Community library seeks new facility
To ensure the Basehor Community Library provides the best possible service to the community, steps are being taken to build a new facility to handle the growing number of library patrons, Basehor Community Library Director Carla Kaiser said.
According to library records, the library had a circulation of approximately 6,500 when it opened in 1986. Today that number is more than 34,000.
In 1986, the library offered 7,460 books as opposed to the 15,000 offered today, not counting the numerous videos, audio books, magazines, newspapers and computer software that are now available.
Kaiser said the library has outgrown the existing building because it doesn't have enough space to host all of the library programs and to shelve its materials. Library officials are looking at several different sites in hopes of finding one with a more central location and one with additional space.
"The sites we're looking at are located towards Kansas Highway 24/40," Kaiser said. "What we are trying to do is get more centrally located. Whether you live north or south of the highway, we want to be located closer to that so when people are out and about, they can stop in instead of having to go to downtown Basehor."

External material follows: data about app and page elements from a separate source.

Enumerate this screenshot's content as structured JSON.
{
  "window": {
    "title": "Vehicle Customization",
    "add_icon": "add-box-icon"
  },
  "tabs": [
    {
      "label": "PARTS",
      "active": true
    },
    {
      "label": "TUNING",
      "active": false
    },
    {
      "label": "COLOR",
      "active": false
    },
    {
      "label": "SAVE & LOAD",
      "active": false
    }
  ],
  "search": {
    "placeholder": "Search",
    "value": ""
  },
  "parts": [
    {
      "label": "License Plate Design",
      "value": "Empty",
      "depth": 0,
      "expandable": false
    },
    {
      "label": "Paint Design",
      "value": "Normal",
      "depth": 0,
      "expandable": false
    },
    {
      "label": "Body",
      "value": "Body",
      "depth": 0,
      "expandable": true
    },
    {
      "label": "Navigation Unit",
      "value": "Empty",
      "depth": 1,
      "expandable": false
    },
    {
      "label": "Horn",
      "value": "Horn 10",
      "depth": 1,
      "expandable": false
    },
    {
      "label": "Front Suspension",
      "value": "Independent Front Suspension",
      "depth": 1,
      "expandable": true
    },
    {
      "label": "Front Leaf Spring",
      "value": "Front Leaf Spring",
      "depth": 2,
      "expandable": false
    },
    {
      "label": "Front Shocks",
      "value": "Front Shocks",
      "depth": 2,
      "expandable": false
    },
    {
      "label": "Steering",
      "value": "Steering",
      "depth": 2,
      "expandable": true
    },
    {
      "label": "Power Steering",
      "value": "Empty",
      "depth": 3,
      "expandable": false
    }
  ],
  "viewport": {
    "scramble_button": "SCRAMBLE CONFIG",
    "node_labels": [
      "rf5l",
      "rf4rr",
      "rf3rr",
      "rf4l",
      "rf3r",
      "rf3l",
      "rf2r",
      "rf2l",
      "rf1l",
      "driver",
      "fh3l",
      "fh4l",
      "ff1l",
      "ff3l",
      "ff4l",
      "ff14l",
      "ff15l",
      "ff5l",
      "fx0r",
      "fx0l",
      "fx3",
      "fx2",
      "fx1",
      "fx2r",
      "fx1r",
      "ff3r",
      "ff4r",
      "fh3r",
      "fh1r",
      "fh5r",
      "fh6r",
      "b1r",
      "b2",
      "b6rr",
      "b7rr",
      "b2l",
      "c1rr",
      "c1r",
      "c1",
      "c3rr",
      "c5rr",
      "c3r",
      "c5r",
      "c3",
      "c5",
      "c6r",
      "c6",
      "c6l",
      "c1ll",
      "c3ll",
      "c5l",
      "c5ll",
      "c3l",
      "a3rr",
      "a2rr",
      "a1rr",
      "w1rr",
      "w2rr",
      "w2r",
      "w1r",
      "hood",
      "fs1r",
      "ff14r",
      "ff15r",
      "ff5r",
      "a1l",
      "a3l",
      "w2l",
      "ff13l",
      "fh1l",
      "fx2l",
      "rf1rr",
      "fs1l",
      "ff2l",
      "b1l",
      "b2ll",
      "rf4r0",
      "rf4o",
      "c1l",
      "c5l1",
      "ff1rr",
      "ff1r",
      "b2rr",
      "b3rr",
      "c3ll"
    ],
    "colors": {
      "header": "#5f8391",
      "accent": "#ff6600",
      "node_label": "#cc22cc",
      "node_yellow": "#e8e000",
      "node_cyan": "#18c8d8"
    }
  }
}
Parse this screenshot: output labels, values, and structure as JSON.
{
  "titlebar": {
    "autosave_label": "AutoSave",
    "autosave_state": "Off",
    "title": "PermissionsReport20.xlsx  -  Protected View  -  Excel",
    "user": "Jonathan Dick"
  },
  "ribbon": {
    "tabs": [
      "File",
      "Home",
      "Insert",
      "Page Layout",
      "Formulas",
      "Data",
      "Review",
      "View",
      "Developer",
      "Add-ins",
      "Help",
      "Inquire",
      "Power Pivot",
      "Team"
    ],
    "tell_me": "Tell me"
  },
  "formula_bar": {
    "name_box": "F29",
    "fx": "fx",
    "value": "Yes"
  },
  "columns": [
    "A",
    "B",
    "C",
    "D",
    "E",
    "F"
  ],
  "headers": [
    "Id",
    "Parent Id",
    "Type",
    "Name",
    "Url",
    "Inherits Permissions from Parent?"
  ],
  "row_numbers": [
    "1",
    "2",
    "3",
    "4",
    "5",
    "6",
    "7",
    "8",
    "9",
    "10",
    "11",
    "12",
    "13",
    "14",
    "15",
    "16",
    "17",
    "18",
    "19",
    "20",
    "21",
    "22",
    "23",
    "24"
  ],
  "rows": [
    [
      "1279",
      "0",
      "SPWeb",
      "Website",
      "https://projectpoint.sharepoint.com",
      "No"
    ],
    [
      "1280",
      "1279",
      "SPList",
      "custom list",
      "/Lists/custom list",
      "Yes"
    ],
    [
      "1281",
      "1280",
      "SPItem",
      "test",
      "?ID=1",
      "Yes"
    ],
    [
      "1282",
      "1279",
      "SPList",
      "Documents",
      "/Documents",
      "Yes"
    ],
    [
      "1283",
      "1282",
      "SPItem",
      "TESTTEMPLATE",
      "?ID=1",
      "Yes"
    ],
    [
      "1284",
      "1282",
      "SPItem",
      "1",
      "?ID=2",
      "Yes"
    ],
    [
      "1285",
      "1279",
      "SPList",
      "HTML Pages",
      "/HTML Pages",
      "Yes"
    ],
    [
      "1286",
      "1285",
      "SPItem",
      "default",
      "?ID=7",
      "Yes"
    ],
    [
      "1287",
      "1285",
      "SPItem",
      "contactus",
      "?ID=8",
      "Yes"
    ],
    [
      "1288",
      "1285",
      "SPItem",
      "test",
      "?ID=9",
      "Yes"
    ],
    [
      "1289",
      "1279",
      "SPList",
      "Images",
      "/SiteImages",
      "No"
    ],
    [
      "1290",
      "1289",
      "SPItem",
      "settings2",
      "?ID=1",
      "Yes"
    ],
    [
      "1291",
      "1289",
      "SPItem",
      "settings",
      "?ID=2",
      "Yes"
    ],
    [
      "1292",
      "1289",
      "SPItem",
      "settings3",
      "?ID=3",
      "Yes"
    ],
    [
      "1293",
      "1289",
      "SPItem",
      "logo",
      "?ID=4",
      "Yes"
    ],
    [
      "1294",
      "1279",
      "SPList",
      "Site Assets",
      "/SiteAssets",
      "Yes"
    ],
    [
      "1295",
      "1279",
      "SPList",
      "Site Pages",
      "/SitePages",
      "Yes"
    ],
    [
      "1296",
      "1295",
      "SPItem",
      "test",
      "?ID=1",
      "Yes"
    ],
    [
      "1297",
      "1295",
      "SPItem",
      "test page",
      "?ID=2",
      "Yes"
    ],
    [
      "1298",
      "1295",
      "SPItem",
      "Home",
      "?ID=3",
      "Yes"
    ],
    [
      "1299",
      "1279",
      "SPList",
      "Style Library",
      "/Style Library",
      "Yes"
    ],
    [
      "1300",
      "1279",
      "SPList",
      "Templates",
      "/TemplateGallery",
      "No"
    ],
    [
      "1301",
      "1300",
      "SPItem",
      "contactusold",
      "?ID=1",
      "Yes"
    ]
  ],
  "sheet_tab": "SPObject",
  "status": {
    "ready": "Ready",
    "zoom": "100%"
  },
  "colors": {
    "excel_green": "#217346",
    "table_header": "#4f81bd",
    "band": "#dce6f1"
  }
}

In November of 1998, library officials sent out a questionnaire to library district residents asking if they would support a new building. Of the 2,400 households that were surveyed, 601, or 25 percent were returned. Of that number, 89.8% said a new library was needed. When asked how they would support funding for the new building, a majority responded they would be in favor of a bond issue, according to the library's strategic plan.
The current mill levy for the library is three mills. Any bond issue in favor of raising the mill levy to fund a new building would increase that number. Kaiser said that since the library is only in the preliminary stages of finding a new building, an amount of the mill levy increase could not yet be determined.
Still, there are several other areas in which the library needs improvement.
Kaiser said in addition to the lack of space, the library doesn't have enough parking for visitors and the front sidewalk is not handicap accessible.
"Not only are we short on space and seating, but we also fall short on Kansas Public Library standards," Kaiser said. "Those standards say that if you serve so many people you should have this many books, and this many parking spaces, and in a lot of those things we fall short."
Kaiser said that remodeling has been done in previous years to take advantage of any available space, but it just isn't enough to keep up with the growing circulation of the library.
"We have quadrupled are space tremendously in the past several years," Kaiser said. "There have been walls knocked down, there has been use of space that wasn't occupied and then we took over what used to be the flower shop, but we're still cramped."
Kaiser said that one of the concerns she has heard about moving to a new building is that it might not have the same small-town feel as the original building. Kaiser said that regaining that feel would be the least of her concerns.
"We would definitely try to re-create that same kind of environment and with the kind of good people we have on staff as well as volunteers, it wouldn't be hard," Kaiser said.
Library officials still have a long way to go before any plans for a new facility become final. They still have to find a permanent site for the new building, determine it's size and configure the arrangement of materials as well as seating arrangements. Although there is still much to do, it is fairly safe to say that within a year those final plans will have been developed, Kaiser said.
"I am kind of an internal optimist, but I think a year is a safe bet but I wouldn't count out within the next six months either," Kaiser said.